» **TASK GOAL**
Whenever a line below includes the string "Math", show it.

» **DATA IN THIS EXERCISE**
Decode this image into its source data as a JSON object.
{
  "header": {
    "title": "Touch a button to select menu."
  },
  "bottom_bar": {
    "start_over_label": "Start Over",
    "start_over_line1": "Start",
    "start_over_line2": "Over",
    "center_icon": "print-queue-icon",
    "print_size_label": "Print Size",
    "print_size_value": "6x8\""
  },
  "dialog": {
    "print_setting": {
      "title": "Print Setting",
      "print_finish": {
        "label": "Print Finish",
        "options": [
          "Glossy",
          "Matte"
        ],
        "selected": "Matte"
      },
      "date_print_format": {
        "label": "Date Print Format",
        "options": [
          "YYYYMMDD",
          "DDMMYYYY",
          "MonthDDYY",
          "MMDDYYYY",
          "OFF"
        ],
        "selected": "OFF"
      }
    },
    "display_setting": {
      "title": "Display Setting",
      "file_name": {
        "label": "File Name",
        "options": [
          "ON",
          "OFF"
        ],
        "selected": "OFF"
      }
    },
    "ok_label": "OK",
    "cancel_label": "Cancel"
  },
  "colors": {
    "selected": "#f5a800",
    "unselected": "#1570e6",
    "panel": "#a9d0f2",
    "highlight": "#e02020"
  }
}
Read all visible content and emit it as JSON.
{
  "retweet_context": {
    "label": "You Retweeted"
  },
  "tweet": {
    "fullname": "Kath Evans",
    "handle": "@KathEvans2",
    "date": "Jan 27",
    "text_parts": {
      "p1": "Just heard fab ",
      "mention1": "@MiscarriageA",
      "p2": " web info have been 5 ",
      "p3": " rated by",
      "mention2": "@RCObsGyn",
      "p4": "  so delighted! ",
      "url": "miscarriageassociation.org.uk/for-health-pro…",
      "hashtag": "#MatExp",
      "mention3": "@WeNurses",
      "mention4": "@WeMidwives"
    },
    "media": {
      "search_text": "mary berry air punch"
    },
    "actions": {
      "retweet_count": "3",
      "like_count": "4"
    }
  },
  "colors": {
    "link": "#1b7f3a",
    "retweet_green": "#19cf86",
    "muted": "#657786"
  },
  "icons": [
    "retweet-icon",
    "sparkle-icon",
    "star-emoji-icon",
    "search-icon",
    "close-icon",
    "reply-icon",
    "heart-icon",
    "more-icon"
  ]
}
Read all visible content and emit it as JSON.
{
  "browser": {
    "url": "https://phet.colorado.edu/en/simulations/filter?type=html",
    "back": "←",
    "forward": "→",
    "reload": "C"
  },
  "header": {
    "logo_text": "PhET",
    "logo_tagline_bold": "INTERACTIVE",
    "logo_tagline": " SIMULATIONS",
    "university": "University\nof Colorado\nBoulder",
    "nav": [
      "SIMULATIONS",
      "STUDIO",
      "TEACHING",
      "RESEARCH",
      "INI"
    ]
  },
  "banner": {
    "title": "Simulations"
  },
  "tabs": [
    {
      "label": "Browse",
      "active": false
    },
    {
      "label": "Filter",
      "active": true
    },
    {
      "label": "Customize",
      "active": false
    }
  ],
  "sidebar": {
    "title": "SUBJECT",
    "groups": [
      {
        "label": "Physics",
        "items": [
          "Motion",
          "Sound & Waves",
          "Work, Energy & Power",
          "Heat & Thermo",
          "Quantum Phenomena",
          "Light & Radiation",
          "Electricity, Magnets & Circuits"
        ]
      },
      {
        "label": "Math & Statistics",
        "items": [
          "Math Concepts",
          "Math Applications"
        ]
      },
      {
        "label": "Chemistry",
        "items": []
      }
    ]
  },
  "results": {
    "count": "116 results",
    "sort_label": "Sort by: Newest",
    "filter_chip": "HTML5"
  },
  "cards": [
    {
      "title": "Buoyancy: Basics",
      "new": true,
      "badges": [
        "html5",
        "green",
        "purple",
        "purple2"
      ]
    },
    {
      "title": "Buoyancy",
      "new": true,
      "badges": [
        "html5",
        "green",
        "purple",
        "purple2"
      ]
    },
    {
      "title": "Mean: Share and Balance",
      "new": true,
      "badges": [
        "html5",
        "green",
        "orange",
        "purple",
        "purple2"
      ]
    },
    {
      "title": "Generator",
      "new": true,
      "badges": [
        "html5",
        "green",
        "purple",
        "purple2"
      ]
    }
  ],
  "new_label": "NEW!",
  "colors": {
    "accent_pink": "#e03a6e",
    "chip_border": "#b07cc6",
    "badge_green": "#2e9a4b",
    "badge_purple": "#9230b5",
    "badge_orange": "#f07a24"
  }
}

» **EXPECTED ANSWER**
        "label": "Math & Statistics",
          "Math Concepts",
          "Math Applications"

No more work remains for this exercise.